Start of Task material
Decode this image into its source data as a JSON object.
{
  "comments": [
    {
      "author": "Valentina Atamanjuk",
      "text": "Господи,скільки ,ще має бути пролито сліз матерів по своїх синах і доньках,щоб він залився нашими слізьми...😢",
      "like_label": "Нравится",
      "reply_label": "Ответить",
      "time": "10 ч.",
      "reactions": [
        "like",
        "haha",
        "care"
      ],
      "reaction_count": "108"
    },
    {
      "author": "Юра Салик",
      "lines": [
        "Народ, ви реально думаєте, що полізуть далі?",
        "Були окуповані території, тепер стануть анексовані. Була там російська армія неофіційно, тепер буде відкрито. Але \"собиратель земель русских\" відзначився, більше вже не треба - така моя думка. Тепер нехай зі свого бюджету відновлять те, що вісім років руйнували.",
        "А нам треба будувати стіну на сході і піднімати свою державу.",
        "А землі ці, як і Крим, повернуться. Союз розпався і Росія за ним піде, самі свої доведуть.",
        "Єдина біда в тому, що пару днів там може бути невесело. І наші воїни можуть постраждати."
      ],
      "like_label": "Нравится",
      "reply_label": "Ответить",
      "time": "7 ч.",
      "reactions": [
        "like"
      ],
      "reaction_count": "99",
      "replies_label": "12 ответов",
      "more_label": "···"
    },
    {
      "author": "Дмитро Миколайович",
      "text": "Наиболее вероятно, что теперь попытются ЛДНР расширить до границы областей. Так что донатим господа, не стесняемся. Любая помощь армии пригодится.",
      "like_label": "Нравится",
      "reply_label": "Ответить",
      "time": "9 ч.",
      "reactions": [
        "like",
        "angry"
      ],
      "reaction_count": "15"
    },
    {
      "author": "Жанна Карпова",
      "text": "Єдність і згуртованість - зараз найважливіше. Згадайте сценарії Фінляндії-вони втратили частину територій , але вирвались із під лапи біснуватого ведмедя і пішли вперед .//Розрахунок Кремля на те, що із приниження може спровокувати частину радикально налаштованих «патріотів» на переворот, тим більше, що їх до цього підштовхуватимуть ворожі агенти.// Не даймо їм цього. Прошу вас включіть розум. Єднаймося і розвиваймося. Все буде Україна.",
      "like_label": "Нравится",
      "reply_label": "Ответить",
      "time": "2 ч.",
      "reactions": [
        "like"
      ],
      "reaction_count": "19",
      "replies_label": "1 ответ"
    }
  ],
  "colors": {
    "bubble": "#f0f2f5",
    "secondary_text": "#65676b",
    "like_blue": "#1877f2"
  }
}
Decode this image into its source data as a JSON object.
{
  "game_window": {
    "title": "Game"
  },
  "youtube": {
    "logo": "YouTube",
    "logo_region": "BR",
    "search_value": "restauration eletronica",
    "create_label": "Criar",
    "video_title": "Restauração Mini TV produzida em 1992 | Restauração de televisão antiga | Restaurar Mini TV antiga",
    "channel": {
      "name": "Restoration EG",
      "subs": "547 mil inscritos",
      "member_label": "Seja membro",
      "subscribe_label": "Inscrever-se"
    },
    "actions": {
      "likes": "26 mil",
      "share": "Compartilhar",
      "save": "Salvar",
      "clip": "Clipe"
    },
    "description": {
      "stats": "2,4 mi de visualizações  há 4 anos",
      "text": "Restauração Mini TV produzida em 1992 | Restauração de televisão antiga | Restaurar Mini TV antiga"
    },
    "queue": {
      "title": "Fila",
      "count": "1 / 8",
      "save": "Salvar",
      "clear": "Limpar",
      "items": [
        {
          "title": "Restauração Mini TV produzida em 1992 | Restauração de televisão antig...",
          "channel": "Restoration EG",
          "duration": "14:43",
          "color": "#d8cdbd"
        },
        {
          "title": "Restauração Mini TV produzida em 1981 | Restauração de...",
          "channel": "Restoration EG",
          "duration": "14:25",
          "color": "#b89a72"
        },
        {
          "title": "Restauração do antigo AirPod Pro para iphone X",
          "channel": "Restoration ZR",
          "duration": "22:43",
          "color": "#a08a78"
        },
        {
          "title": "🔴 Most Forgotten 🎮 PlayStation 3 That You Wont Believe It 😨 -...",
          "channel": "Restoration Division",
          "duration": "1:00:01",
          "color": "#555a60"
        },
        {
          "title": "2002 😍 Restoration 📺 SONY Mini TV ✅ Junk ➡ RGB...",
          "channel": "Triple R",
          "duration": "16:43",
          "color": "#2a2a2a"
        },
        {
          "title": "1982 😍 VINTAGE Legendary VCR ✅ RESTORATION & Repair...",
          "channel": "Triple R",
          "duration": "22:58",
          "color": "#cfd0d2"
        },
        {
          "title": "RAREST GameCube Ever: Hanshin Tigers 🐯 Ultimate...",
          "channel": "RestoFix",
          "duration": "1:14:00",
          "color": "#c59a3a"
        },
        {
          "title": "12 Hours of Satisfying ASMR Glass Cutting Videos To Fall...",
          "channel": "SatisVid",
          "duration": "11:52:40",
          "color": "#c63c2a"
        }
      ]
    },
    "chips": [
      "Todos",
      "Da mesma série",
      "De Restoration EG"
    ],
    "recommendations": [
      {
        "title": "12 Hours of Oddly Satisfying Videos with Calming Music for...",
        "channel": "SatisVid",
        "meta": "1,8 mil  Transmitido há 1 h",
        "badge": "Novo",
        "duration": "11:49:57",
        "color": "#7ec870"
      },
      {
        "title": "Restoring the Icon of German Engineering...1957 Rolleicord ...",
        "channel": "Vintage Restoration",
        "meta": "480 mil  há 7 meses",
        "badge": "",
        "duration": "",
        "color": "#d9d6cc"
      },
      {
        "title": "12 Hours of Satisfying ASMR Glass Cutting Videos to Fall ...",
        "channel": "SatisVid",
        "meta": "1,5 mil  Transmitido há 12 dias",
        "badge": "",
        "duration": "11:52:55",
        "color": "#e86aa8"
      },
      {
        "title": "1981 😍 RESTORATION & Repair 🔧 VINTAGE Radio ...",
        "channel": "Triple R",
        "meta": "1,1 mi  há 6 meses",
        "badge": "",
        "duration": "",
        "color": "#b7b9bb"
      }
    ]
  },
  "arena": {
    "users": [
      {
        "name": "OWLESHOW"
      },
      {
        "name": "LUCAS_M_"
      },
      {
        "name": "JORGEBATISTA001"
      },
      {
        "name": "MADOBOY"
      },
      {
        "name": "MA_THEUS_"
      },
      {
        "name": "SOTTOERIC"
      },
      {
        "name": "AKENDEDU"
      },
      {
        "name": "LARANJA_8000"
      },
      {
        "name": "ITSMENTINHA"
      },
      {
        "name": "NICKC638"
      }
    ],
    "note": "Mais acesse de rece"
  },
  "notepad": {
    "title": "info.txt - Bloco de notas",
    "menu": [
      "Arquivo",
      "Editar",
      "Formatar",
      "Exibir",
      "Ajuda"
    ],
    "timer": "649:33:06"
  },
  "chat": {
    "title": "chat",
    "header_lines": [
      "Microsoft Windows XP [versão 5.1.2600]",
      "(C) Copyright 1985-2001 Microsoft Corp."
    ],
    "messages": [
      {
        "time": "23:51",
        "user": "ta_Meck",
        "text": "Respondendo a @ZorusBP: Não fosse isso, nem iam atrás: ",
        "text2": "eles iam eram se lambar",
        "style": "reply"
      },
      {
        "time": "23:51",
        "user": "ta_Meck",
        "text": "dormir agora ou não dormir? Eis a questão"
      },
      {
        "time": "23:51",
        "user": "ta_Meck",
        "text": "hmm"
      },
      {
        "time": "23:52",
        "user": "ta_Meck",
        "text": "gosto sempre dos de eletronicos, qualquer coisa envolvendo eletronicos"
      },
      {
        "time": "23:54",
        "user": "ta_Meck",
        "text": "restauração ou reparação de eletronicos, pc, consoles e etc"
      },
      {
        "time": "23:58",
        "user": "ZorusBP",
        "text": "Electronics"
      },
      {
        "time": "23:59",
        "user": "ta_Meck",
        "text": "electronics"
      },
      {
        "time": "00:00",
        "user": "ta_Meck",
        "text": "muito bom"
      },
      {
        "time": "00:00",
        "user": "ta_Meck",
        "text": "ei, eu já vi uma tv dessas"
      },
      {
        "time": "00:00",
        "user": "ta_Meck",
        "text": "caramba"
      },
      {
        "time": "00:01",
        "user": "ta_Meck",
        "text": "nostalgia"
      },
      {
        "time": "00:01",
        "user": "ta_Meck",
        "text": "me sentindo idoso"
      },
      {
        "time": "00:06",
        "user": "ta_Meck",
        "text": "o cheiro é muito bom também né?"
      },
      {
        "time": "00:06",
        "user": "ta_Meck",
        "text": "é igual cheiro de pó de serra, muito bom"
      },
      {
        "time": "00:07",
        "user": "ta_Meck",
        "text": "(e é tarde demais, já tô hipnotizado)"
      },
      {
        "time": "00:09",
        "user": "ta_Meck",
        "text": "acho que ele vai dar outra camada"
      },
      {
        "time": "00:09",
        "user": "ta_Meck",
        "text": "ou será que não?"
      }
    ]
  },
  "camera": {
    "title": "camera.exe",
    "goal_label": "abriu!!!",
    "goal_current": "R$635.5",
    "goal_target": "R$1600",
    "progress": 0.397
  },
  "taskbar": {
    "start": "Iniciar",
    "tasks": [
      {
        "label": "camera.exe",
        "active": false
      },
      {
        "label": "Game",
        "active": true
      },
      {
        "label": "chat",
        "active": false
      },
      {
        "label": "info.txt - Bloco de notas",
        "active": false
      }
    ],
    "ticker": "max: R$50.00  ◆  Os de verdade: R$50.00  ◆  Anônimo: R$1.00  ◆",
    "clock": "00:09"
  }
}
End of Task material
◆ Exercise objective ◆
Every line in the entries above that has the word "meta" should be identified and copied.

◆ Exercise result ◆
        "meta": "1,8 mil  Transmitido há 1 h",
        "meta": "480 mil  há 7 meses",
        "meta": "1,5 mil  Transmitido há 12 dias",
        "meta": "1,1 mi  há 6 meses",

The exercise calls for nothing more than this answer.